From a water management perspective, the snowpack readings so far this year are troubling, but they may start to feel normal in coming decades. According to the Intergovernmental Panel for Climate Change, the climate is on track to warm 4 degrees Celsius by the end of the century. If that happens, what we consider “extreme” now — rapid, early spring snowpack melt — “will happen more like 40 to 80 percent of the time,” Diffenbaugh says. 

Paige Blankenbuehler is an editorial fellow at High Country News. She tweets

High Country News Classifieds
  • WYOMING OUTDOOR COUNCIL OFFICE MANAGER - BOOKKEEPER
    The Wyoming Outdoor Council is seeking an office manager-bookkeeper to join our team. The office manager-bookkeeper supports the program and administrative functions of the Wyoming...
  • HEALTHY RIVERS SENIOR STAFF ATTORNEY
    WRA seeks a passionate attorney to join our Healthy Rivers team. The Senior Staff Attorney will research and advocate for wiser water management and updated...
  • CONSERVATIONIST? IRRIGABLE LAND?
    Stellar seed-saving NGO is available to serious partner. Package must include financial support. Details: http://seeds.ojaidigital.net.
  • CONSERVATIONIST? IRRIGABLE LAND?
    Stellar seed-saving NGO is available to serious partner. Package must include financial support. Details: http://seeds.ojaidigital.net.

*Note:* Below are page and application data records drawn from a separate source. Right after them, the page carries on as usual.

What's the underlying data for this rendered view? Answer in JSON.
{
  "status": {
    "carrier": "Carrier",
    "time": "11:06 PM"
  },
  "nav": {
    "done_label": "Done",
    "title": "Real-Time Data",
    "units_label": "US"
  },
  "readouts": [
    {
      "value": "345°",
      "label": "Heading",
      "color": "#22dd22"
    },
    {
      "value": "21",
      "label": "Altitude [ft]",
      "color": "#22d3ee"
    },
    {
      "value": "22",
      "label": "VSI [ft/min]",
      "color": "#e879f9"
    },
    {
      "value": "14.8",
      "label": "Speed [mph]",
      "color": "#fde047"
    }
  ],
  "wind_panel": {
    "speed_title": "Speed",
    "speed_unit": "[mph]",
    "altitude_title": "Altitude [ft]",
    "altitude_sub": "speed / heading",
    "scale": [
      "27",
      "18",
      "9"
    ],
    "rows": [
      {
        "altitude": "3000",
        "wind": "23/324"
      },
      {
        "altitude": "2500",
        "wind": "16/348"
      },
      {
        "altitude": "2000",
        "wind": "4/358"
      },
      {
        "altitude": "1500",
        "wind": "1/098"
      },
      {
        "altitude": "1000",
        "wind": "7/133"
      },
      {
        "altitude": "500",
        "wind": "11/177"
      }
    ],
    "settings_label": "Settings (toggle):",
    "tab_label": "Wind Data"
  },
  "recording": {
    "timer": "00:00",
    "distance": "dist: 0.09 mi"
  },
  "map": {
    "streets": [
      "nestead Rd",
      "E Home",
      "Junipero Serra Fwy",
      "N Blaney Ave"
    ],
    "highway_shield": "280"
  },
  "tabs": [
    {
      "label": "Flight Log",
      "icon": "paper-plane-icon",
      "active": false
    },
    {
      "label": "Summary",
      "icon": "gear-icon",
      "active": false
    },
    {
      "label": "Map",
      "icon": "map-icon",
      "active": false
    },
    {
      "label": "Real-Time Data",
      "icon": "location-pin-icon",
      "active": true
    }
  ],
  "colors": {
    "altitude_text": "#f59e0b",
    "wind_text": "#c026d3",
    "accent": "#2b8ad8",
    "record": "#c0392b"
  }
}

  • PROGRAM MANAGER
    Applications will be reviewed on an ongoing basis and will be accepted until: February 03, 2020. Overview Conservation Voters for Idaho (CVI) protects Idaho's environment...
  • WRITING SKILLS TUTOR FOR HIRE!
    Fort Collins, CO college students welcome. Meet on your college campus!
  • CANYONLANDS FIELD INSTITUTE
    Colorado Plateau Natural & Human History Field Seminars. Lodge, river, hiking options. Small groups, guest experts.
  • NATURE EDUCATION DIRECTOR
    Our mission is to inspire a life-long connection to nature and community through creative exploration of the outdoors. We are seeking an educational leader who...
  • REALTOR NEEDS A REMOTE ASSISTANT
    This is a business assistant position, The working hours are flexible and you can chose to work from anywhere of your choice, the pay is...
  • EXECUTIVE DIRECTOR
    Central Oregon LandWatch is seeking an Executive Director to advance our mission and oversee the development of the organization. Job Description: The Executive Director oversees...
  • WESTERN NATIVE SEED
    Specializing in native seeds and seed mixes for western states.
  • MEDIA DIRECTOR
    Love working with the media? Shine a spotlight on passionate, bold activists fighting for wild lands, endangered species, wild rivers and protecting the climate.
  • STAFF ATTORNEY - NEVADA
    The Center for Biological Diversity is seeking an attorney to expand our litigation portfolio in Nevada. Come join our hard-hitting team as we fight for...
  • EXECUTIVE DIRECTOR
    The Montana Wildlife Federation seeks an energetic leader to advance our mission, sustain our operations, and grow our grassroots power. For a full position description,...
  • HISTORIC COMMERCIAL OPPORTUNITY IN DOWNTOWN NOGALES
    Nogales. 3 active lower spaces and upper floor with lots of potential. 520-245-9000 [email protected]
  • CHUCK BURR'S CULTUREQUAKE.COM BLOG
    Change will happen when we see a new way of living. Thinking to save the world.
  • COMING TO TUCSON?
    Popular vacation house, furnished, 2 bed/1 bath, yard, dog-friendly. Lee at [email protected] or 520-791-9246.
  • DIRECTOR, TEXAS WATER PROGRAMS
    The National Wildlife Federation seeks a Director to lead our water-related policy and program work in Texas, with a primary focus on NWF's signature Texas...
  • SPLIT CREEK RANCH
    Spectacular country home on 48 acres with Wallowa River running through it! 541-398-1148 www.RubyPeakRealty.com
  • OJO CALIENTE COMMERCIAL VENTURE
    Outstanding location near the world famous Ojo Caliente Mineral Spring Resort. Classic adobe Mercantile complete w/living quarters, separate 6 unit B&B, metal building and spacious...